Start of Available data

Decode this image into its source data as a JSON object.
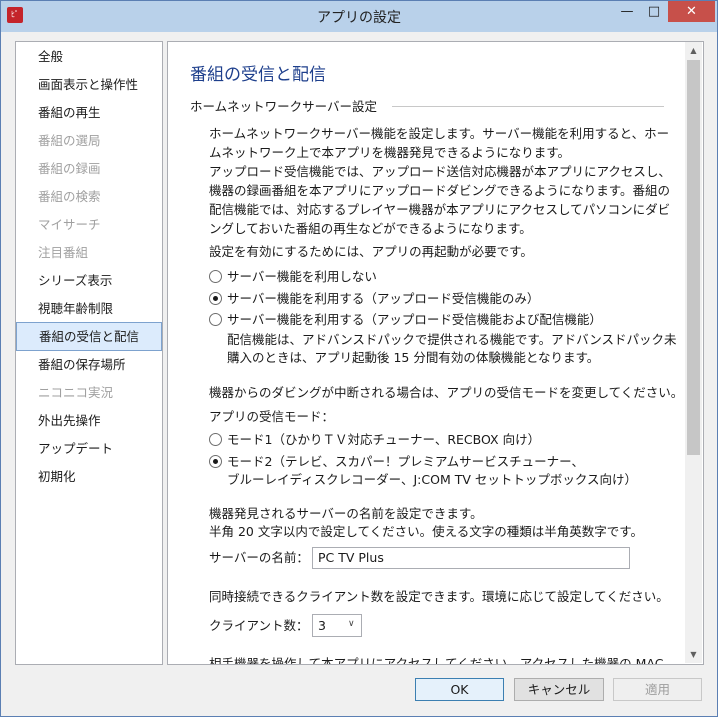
{
  "window": {
    "title": "アプリの設定",
    "icon_text": "ﾋﾟ"
  },
  "sidebar": {
    "items": [
      {
        "label": "全般",
        "state": "enabled"
      },
      {
        "label": "画面表示と操作性",
        "state": "enabled"
      },
      {
        "label": "番組の再生",
        "state": "enabled"
      },
      {
        "label": "番組の選局",
        "state": "disabled"
      },
      {
        "label": "番組の録画",
        "state": "disabled"
      },
      {
        "label": "番組の検索",
        "state": "disabled"
      },
      {
        "label": "マイサーチ",
        "state": "disabled"
      },
      {
        "label": "注目番組",
        "state": "disabled"
      },
      {
        "label": "シリーズ表示",
        "state": "enabled"
      },
      {
        "label": "視聴年齢制限",
        "state": "enabled"
      },
      {
        "label": "番組の受信と配信",
        "state": "selected"
      },
      {
        "label": "番組の保存場所",
        "state": "enabled"
      },
      {
        "label": "ニコニコ実況",
        "state": "disabled"
      },
      {
        "label": "外出先操作",
        "state": "enabled"
      },
      {
        "label": "アップデート",
        "state": "enabled"
      },
      {
        "label": "初期化",
        "state": "enabled"
      }
    ]
  },
  "main": {
    "heading": "番組の受信と配信",
    "section_title": "ホームネットワークサーバー設定",
    "description": [
      "ホームネットワークサーバー機能を設定します。サーバー機能を利用すると、ホー",
      "ムネットワーク上で本アプリを機器発見できるようになります。",
      "アップロード受信機能では、アップロード送信対応機器が本アプリにアクセスし、",
      "機器の録画番組を本アプリにアップロードダビングできるようになります。番組の",
      "配信機能では、対応するプレイヤー機器が本アプリにアクセスしてパソコンにダビ",
      "ングしておいた番組の再生などができるようになります。"
    ],
    "restart_note": "設定を有効にするためには、アプリの再起動が必要です。",
    "server_options": [
      {
        "label": "サーバー機能を利用しない",
        "selected": false
      },
      {
        "label": "サーバー機能を利用する（アップロード受信機能のみ）",
        "selected": true
      },
      {
        "label": "サーバー機能を利用する（アップロード受信機能および配信機能）",
        "selected": false
      }
    ],
    "advanced_note": [
      "配信機能は、アドバンスドパックで提供される機能です。アドバンスドパック未",
      "購入のときは、アプリ起動後 15 分間有効の体験機能となります。"
    ],
    "dubbing_note": "機器からのダビングが中断される場合は、アプリの受信モードを変更してください。",
    "mode_label": "アプリの受信モード：",
    "modes": [
      {
        "label": "モード1（ひかりＴＶ対応チューナー、RECBOX 向け）",
        "selected": false
      },
      {
        "label": "モード2（テレビ、スカパー！プレミアムサービスチューナー、",
        "label2": "ブルーレイディスクレコーダー、J:COM TV セットトップボックス向け）",
        "selected": true
      }
    ],
    "name_desc": [
      "機器発見されるサーバーの名前を設定できます。",
      "半角 20 文字以内で設定してください。使える文字の種類は半角英数字です。"
    ],
    "server_name_label": "サーバーの名前：",
    "server_name_value": "PC TV Plus",
    "clients_desc": "同時接続できるクライアント数を設定できます。環境に応じて設定してください。",
    "clients_label": "クライアント数：",
    "clients_value": "3",
    "cutoff_text": "相手機器を操作して本アプリにアクセスしてください。アクセスした機器の MAC"
  },
  "footer": {
    "ok_label": "OK",
    "cancel_label": "キャンセル",
    "apply_label": "適用"
  }
}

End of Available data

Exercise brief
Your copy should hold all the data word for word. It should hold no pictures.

Expected answer
Decode this image into its source data as a JSON object.
{
  "window": {
    "title": "アプリの設定",
    "icon_text": "ﾋﾟ"
  },
  "sidebar": {
    "items": [
      {
        "label": "全般",
        "state": "enabled"
      },
      {
        "label": "画面表示と操作性",
        "state": "enabled"
      },
      {
        "label": "番組の再生",
        "state": "enabled"
      },
      {
        "label": "番組の選局",
        "state": "disabled"
      },
      {
        "label": "番組の録画",
        "state": "disabled"
      },
      {
        "label": "番組の検索",
        "state": "disabled"
      },
      {
        "label": "マイサーチ",
        "state": "disabled"
      },
      {
        "label": "注目番組",
        "state": "disabled"
      },
      {
        "label": "シリーズ表示",
        "state": "enabled"
      },
      {
        "label": "視聴年齢制限",
        "state": "enabled"
      },
      {
        "label": "番組の受信と配信",
        "state": "selected"
      },
      {
        "label": "番組の保存場所",
        "state": "enabled"
      },
      {
        "label": "ニコニコ実況",
        "state": "disabled"
      },
      {
        "label": "外出先操作",
        "state": "enabled"
      },
      {
        "label": "アップデート",
        "state": "enabled"
      },
      {
        "label": "初期化",
        "state": "enabled"
      }
    ]
  },
  "main": {
    "heading": "番組の受信と配信",
    "section_title": "ホームネットワークサーバー設定",
    "description": [
      "ホームネットワークサーバー機能を設定します。サーバー機能を利用すると、ホー",
      "ムネットワーク上で本アプリを機器発見できるようになります。",
      "アップロード受信機能では、アップロード送信対応機器が本アプリにアクセスし、",
      "機器の録画番組を本アプリにアップロードダビングできるようになります。番組の",
      "配信機能では、対応するプレイヤー機器が本アプリにアクセスしてパソコンにダビ",
      "ングしておいた番組の再生などができるようになります。"
    ],
    "restart_note": "設定を有効にするためには、アプリの再起動が必要です。",
    "server_options": [
      {
        "label": "サーバー機能を利用しない",
        "selected": false
      },
      {
        "label": "サーバー機能を利用する（アップロード受信機能のみ）",
        "selected": true
      },
      {
        "label": "サーバー機能を利用する（アップロード受信機能および配信機能）",
        "selected": false
      }
    ],
    "advanced_note": [
      "配信機能は、アドバンスドパックで提供される機能です。アドバンスドパック未",
      "購入のときは、アプリ起動後 15 分間有効の体験機能となります。"
    ],
    "dubbing_note": "機器からのダビングが中断される場合は、アプリの受信モードを変更してください。",
    "mode_label": "アプリの受信モード：",
    "modes": [
      {
        "label": "モード1（ひかりＴＶ対応チューナー、RECBOX 向け）",
        "selected": false
      },
      {
        "label": "モード2（テレビ、スカパー！プレミアムサービスチューナー、",
        "label2": "ブルーレイディスクレコーダー、J:COM TV セットトップボックス向け）",
        "selected": true
      }
    ],
    "name_desc": [
      "機器発見されるサーバーの名前を設定できます。",
      "半角 20 文字以内で設定してください。使える文字の種類は半角英数字です。"
    ],
    "server_name_label": "サーバーの名前：",
    "server_name_value": "PC TV Plus",
    "clients_desc": "同時接続できるクライアント数を設定できます。環境に応じて設定してください。",
    "clients_label": "クライアント数：",
    "clients_value": "3",
    "cutoff_text": "相手機器を操作して本アプリにアクセスしてください。アクセスした機器の MAC"
  },
  "footer": {
    "ok_label": "OK",
    "cancel_label": "キャンセル",
    "apply_label": "適用"
  }
}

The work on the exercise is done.